This past Wednesday night I took in the evening performance of The Scottsboro Boys at American Conservatory Theatre in San Francisco, CA. This show garnered 12 Tony nominations including Best Musical, yet won none. Maybe Broadway just was not ready for this poignant, powerful historical piece; but San Francisco sure is! The absolute thrill of this show is how the material can strike most anyone at any age of any background. I, for one, was extremely touched by what Kander and Ebb have written for the stage and by how Susan Stroman brought the script to life through The Scottsboro Boys story.
The Scottsboro Boys is a minstrel-style musical that tells the story of the real Scottsboro Boys that went through a torturous 1930’s and beyond. We are introduced to the boys, Interlocutor, and The Lady in typical minstrel style with tambourines and costumes and all in a rousing one, two punch in the songs “Minstrel March” and “Hey, Hey, Hey, Hey” to start the show. Susan Stroman’s choreography and staging of these numbers give a very upbeat, exciting feeling throughout the theater. However, as the minstrel boys dive into telling the real version of the Scottsboro Boys, we see that it is not as “funny, and humorous” as the Interlocutor intends it to be.
(Clifton Duncan (Haywood Patterson) and company, Photo credit: Stark Insider)
Clifton Duncan (Haywood Patterson) leads this beautifully talented cast with so much power and strength that you forget these men are actors portraying real people. The sympathy, and for some, empathy, is a real thing for the audience to feel during the show. Duncan’s soaring vocals and deep understanding of his character make songs like “Commencing in Chattanooga,” “Make Friends With the Truth,” and “You Can’t Do Me” stand out performances for this cast. Alongside Duncan is a professional job well done by Eric Jackson (Clarence Norris) who’s presence alone is enough to shutter fear but respect for this man’s talents and intimate portrayal of the young man he is bringing tribute to on stage. Hal Linden (The Interlocutor) is a great leading man himself. Being the only white performer in the cast; he plays his various roles with resonance and stature that cause the audience to really think about their own country’s history regarding how whites treated/treat blacks. Linden is a strong enough performer to give proper nuance and dedication to each of his roles. Whether it be the Governor of Alabama, or a less than sympathetic judge; Linden gives the performance of a lifetime showcasing his versatility as an actor.
( L to R: Jared Joseph (Mr. Bones), Hal Linden (The Interlocutor), JC Montgomery (Mr. Tambo), Photo credit: sf-theatreblog)
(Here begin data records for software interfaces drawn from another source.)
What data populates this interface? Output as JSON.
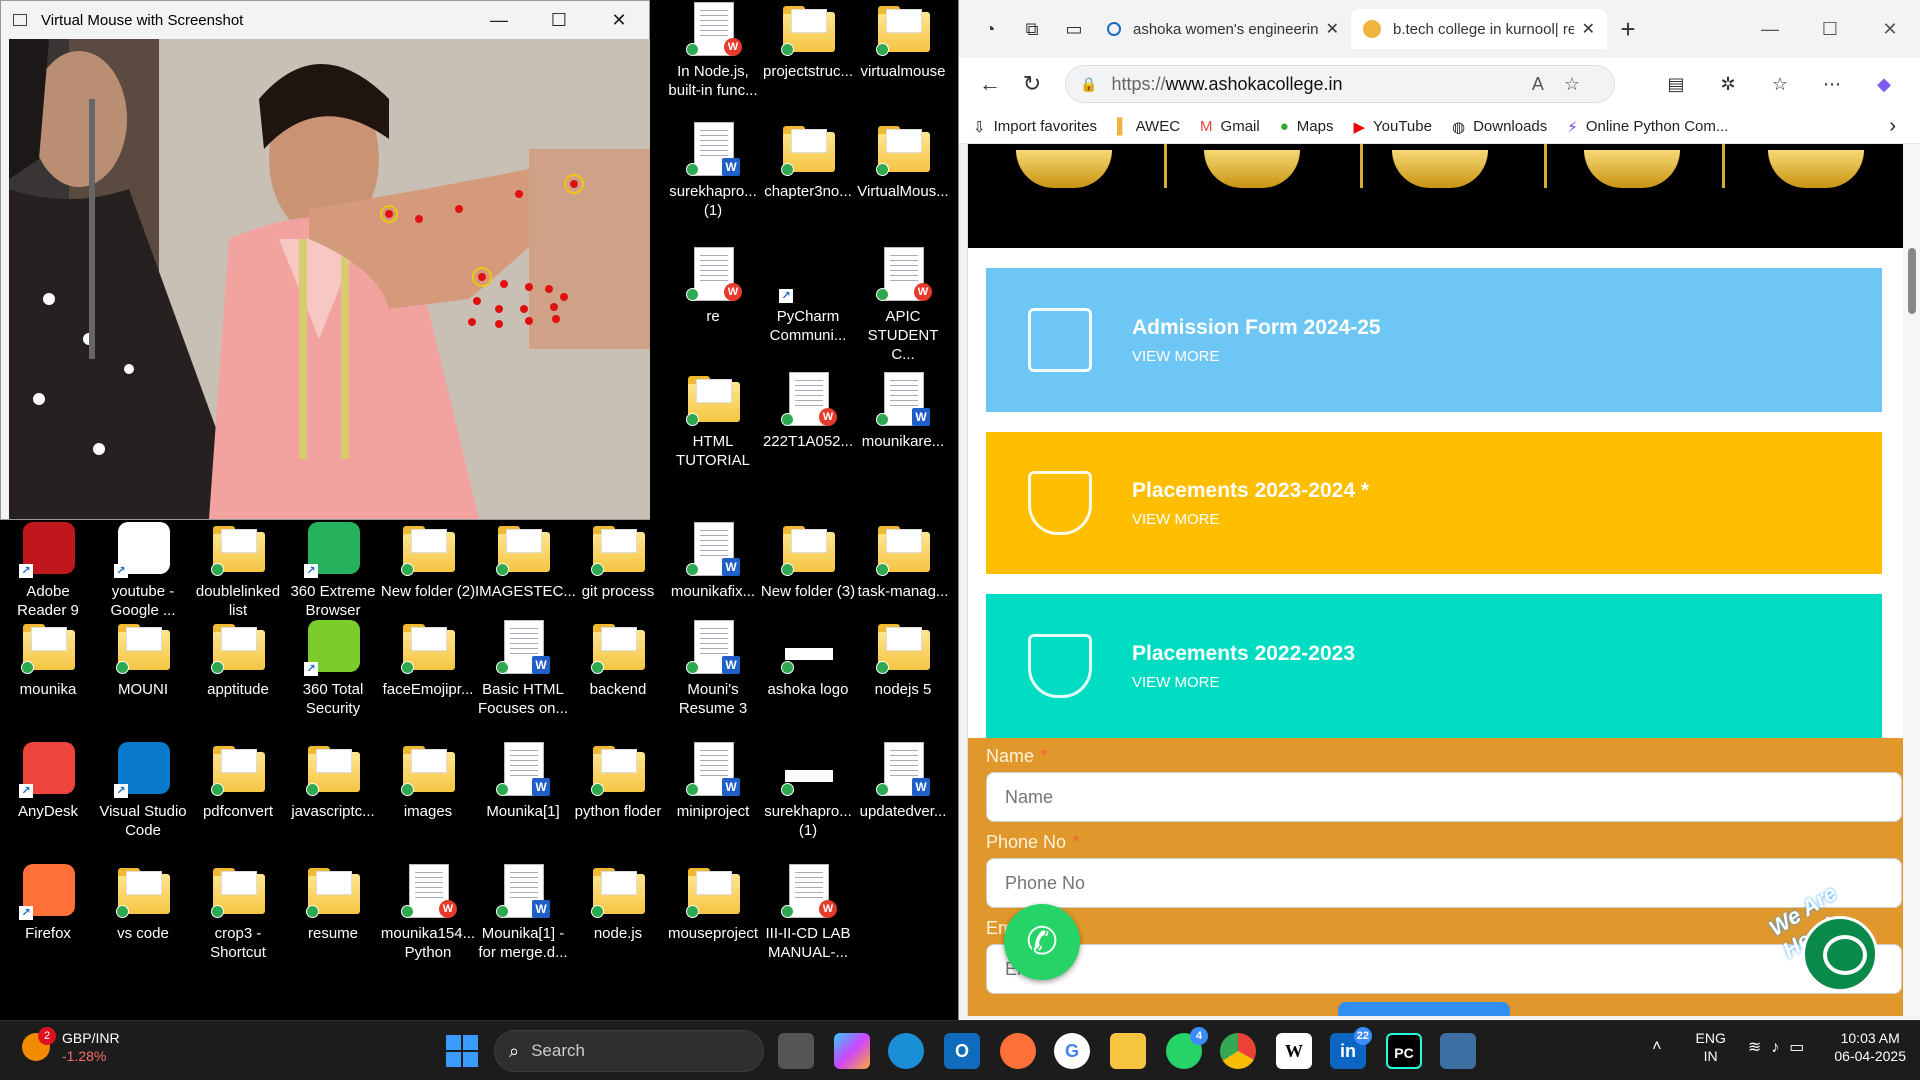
{
  "camera_window": {
    "title": "Virtual Mouse with Screenshot",
    "controls": [
      "—",
      "☐",
      "✕"
    ]
  },
  "desktop_icons": [
    {
      "label": "Adobe Reader 9",
      "type": "app"
    },
    {
      "label": "youtube - Google ...",
      "type": "app"
    },
    {
      "label": "doublelinked list",
      "type": "folder"
    },
    {
      "label": "360 Extreme Browser",
      "type": "app"
    },
    {
      "label": "New folder (2)",
      "type": "folder"
    },
    {
      "label": "IMAGESTEC...",
      "type": "folder"
    },
    {
      "label": "git process",
      "type": "folder"
    },
    {
      "label": "mounikafix...",
      "type": "doc"
    },
    {
      "label": "New folder (3)",
      "type": "folder"
    },
    {
      "label": "task-manag...",
      "type": "folder"
    },
    {
      "label": "In Node.js, built-in func...",
      "type": "doc"
    },
    {
      "label": "projectstruc...",
      "type": "folder"
    },
    {
      "label": "virtualmouse",
      "type": "folder"
    },
    {
      "label": "surekhapro... (1)",
      "type": "doc"
    },
    {
      "label": "chapter3no...",
      "type": "folder"
    },
    {
      "label": "VirtualMous...",
      "type": "folder"
    },
    {
      "label": "re",
      "type": "doc"
    },
    {
      "label": "PyCharm Communi...",
      "type": "app"
    },
    {
      "label": "APIC STUDENT C...",
      "type": "doc"
    },
    {
      "label": "HTML TUTORIAL",
      "type": "folder"
    },
    {
      "label": "222T1A052...",
      "type": "doc"
    },
    {
      "label": "mounikare...",
      "type": "doc"
    },
    {
      "label": "mounika",
      "type": "folder"
    },
    {
      "label": "MOUNI",
      "type": "folder"
    },
    {
      "label": "apptitude",
      "type": "folder"
    },
    {
      "label": "360 Total Security",
      "type": "app"
    },
    {
      "label": "faceEmojipr...",
      "type": "folder"
    },
    {
      "label": "Basic HTML Focuses on...",
      "type": "doc"
    },
    {
      "label": "backend",
      "type": "folder"
    },
    {
      "label": "Mouni's Resume 3",
      "type": "doc"
    },
    {
      "label": "ashoka logo",
      "type": "image"
    },
    {
      "label": "nodejs 5",
      "type": "folder"
    },
    {
      "label": "AnyDesk",
      "type": "app"
    },
    {
      "label": "Visual Studio Code",
      "type": "app"
    },
    {
      "label": "pdfconvert",
      "type": "folder"
    },
    {
      "label": "javascriptc...",
      "type": "folder"
    },
    {
      "label": "images",
      "type": "folder"
    },
    {
      "label": "Mounika[1]",
      "type": "doc"
    },
    {
      "label": "python floder",
      "type": "folder"
    },
    {
      "label": "miniproject",
      "type": "doc"
    },
    {
      "label": "surekhapro... (1)",
      "type": "image"
    },
    {
      "label": "updatedver...",
      "type": "doc"
    },
    {
      "label": "Firefox",
      "type": "app"
    },
    {
      "label": "vs code",
      "type": "folder"
    },
    {
      "label": "crop3 - Shortcut",
      "type": "folder"
    },
    {
      "label": "resume",
      "type": "folder"
    },
    {
      "label": "mounika154... Python",
      "type": "doc"
    },
    {
      "label": "Mounika[1] - for merge.d...",
      "type": "doc"
    },
    {
      "label": "node.js",
      "type": "folder"
    },
    {
      "label": "mouseproject",
      "type": "folder"
    },
    {
      "label": "III-II-CD LAB MANUAL-...",
      "type": "doc"
    }
  ],
  "browser": {
    "tabs": [
      {
        "title": "ashoka women's engineering",
        "active": false
      },
      {
        "title": "b.tech college in kurnool| re",
        "active": true
      }
    ],
    "address": {
      "scheme": "https://",
      "host": "www.ashokacollege.in"
    },
    "favorites": [
      "Import favorites",
      "AWEC",
      "Gmail",
      "Maps",
      "YouTube",
      "Downloads",
      "Online Python Com..."
    ],
    "cards": [
      {
        "title": "Admission Form 2024-25",
        "more": "VIEW MORE",
        "color": "#6ec6f4"
      },
      {
        "title": "Placements 2023-2024 *",
        "more": "VIEW MORE",
        "color": "#ffbf00"
      },
      {
        "title": "Placements 2022-2023",
        "more": "VIEW MORE",
        "color": "#00dcc2"
      }
    ],
    "form": {
      "name_label": "Name",
      "name_placeholder": "Name",
      "phone_label": "Phone No",
      "phone_placeholder": "Phone No",
      "email_label": "Em",
      "email_placeholder": "Em",
      "required_mark": "*"
    },
    "chat_badge": "We Are Here!"
  },
  "taskbar": {
    "ticker_pair": "GBP/INR",
    "ticker_change": "-1.28%",
    "ticker_badge": "2",
    "search_placeholder": "Search",
    "whatsapp_badge": "4",
    "linkedin_badge": "22",
    "lang_top": "ENG",
    "lang_bottom": "IN",
    "time": "10:03 AM",
    "date": "06-04-2025"
  }
}
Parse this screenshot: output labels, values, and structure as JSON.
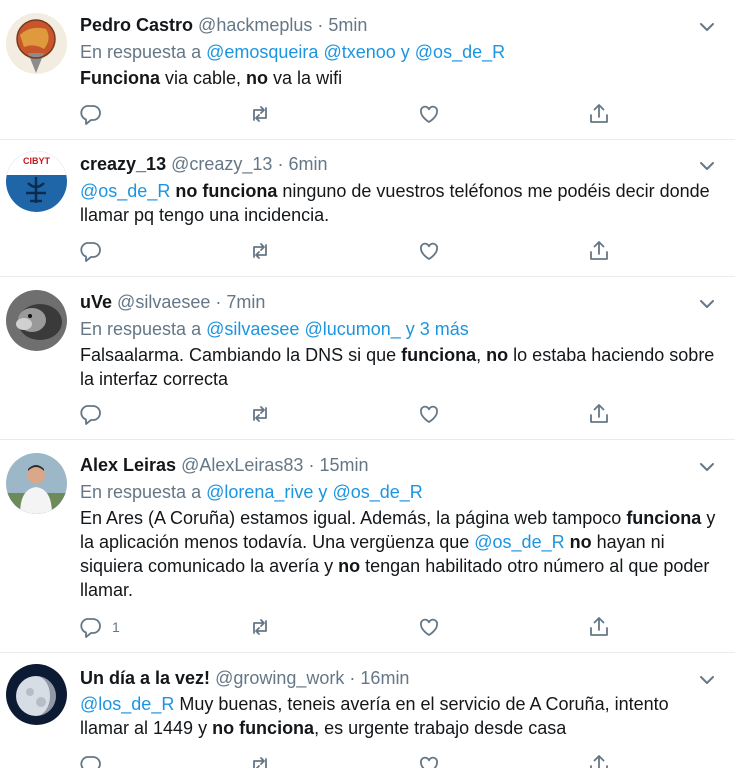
{
  "tweets": [
    {
      "name": "Pedro Castro",
      "handle": "@hackmeplus",
      "time": "5min",
      "reply_prefix": "En respuesta a ",
      "reply_mentions": [
        "@emosqueira",
        "@txenoo"
      ],
      "reply_joiner": " y ",
      "reply_last": "@os_de_R",
      "segments": [
        {
          "t": "Funciona",
          "s": "b"
        },
        {
          "t": " via cable, ",
          "s": ""
        },
        {
          "t": "no",
          "s": "b"
        },
        {
          "t": " va la wifi",
          "s": ""
        }
      ],
      "reply_count": ""
    },
    {
      "name": "creazy_13",
      "handle": "@creazy_13",
      "time": "6min",
      "avatar_text": "CIBYT",
      "segments": [
        {
          "t": "@os_de_R",
          "s": "m"
        },
        {
          "t": " ",
          "s": ""
        },
        {
          "t": "no funciona",
          "s": "b"
        },
        {
          "t": " ninguno de vuestros teléfonos me podéis decir donde llamar pq tengo una incidencia.",
          "s": ""
        }
      ],
      "reply_count": ""
    },
    {
      "name": "uVe",
      "handle": "@silvaesee",
      "time": "7min",
      "reply_prefix": "En respuesta a ",
      "reply_mentions": [
        "@silvaesee",
        "@lucumon_"
      ],
      "reply_joiner": " y ",
      "reply_last": "3 más",
      "segments": [
        {
          "t": "Falsaalarma. Cambiando la DNS si que ",
          "s": ""
        },
        {
          "t": "funciona",
          "s": "b"
        },
        {
          "t": ", ",
          "s": ""
        },
        {
          "t": "no",
          "s": "b"
        },
        {
          "t": " lo estaba haciendo sobre la interfaz correcta",
          "s": ""
        }
      ],
      "reply_count": ""
    },
    {
      "name": "Alex Leiras",
      "handle": "@AlexLeiras83",
      "time": "15min",
      "reply_prefix": "En respuesta a ",
      "reply_mentions": [
        "@lorena_rive"
      ],
      "reply_joiner": " y ",
      "reply_last": "@os_de_R",
      "segments": [
        {
          "t": "En Ares (A Coruña) estamos igual. Además, la página web tampoco ",
          "s": ""
        },
        {
          "t": "funciona",
          "s": "b"
        },
        {
          "t": " y la aplicación menos todavía. Una vergüenza que ",
          "s": ""
        },
        {
          "t": "@os_de_R",
          "s": "m"
        },
        {
          "t": " ",
          "s": ""
        },
        {
          "t": "no",
          "s": "b"
        },
        {
          "t": " hayan ni siquiera comunicado la avería y ",
          "s": ""
        },
        {
          "t": "no",
          "s": "b"
        },
        {
          "t": " tengan habilitado otro número al que poder llamar.",
          "s": ""
        }
      ],
      "reply_count": "1"
    },
    {
      "name": "Un día a la vez!",
      "handle": "@growing_work",
      "time": "16min",
      "segments": [
        {
          "t": "@los_de_R",
          "s": "m"
        },
        {
          "t": " Muy buenas, teneis avería en el servicio de A Coruña, intento llamar al 1449 y ",
          "s": ""
        },
        {
          "t": "no funciona",
          "s": "b"
        },
        {
          "t": ", es urgente trabajo desde casa",
          "s": ""
        }
      ],
      "reply_count": ""
    }
  ],
  "separator": "·",
  "colors": {
    "text": "#14171a",
    "muted": "#657786",
    "link": "#1b95e0",
    "border": "#e6ecf0"
  },
  "icons": [
    "chevron-down-icon",
    "reply-icon",
    "retweet-icon",
    "like-icon",
    "share-icon"
  ]
}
What makes this piece so vivid and poignant is how all of the white characters are portrayed by the boys themselves. Clifton Oliver and James T. Lane each embody the two white girls who accused the boys of raping them; Oliver as Victoria Price and Lane as Ruby Bates. Each have their time to shine in “Alabama Ladies” and “Never Too Late.” These two performers are able to wholey show the white girls, although exaggerated a bit to keep true to the minstrel-esque style, and just how these girls were viewed by society. Not to be upstaged, Jared Joseph (Mr. Bones) and JC Montgomery (Mr. Tambo) do a fine job as the side-kicks to this minstrel show. Between the two of them they play racist cops to idiotic lawyers, to an educated Jewish lawyer (Samuel Lebowitz), and torturous prison guards. Proving to be more than just a good period character actor, Montgomery shows his vocal power in his turn at “That’s Not the Way We Do Things.”
(Cast of The Scottsboro Boys, Photo credit: Huffington Post)
The spectacular factor of this show; though, is the staging and choreography. Susan Stroman has found a versatile cast that can do anything and everything when it comes to giving the audience a visually appealing show. “Hey, Hey, Hey, Hey” is a show opening show stopper. “Electric Chair” allows for the youngest member of the cast, Nile Bullock (playing Eugene Williams) to show off his tapping skills while giving us a vivid image of what it would be like to look at the very chair that could kill you. The staging is fluid and intentional, with the 9 man ensemble working as a unit rather than as individuals. Stroman brings a delightful energy when appropriate, allowing for some contrasting intimate moments when the material calls for it.
Not a lot of technical glamour needed to make this show pop. The set is easy with some chairs, a couple of wood planks, and a few drops. Lighting is undisguised in order to give the audience the image of a jail cell, a train, a courtroom, or the minstrel theatre. Basically, you have a cast who drive the show based on their story telling abilities, utilized through song and dance (like any good minstrel show should be). The Scottsboro Boys will make you laugh, clap, tear up, and really think about our judicial system and its history. Sounds like your typical Kander and Ebb piece, right? Exactly. The Scottsboro Boys plays through July 22, so don’t delay in seeing this show if you haven’t already. It’s a show worth seeing, so GO SEE THE SHOW!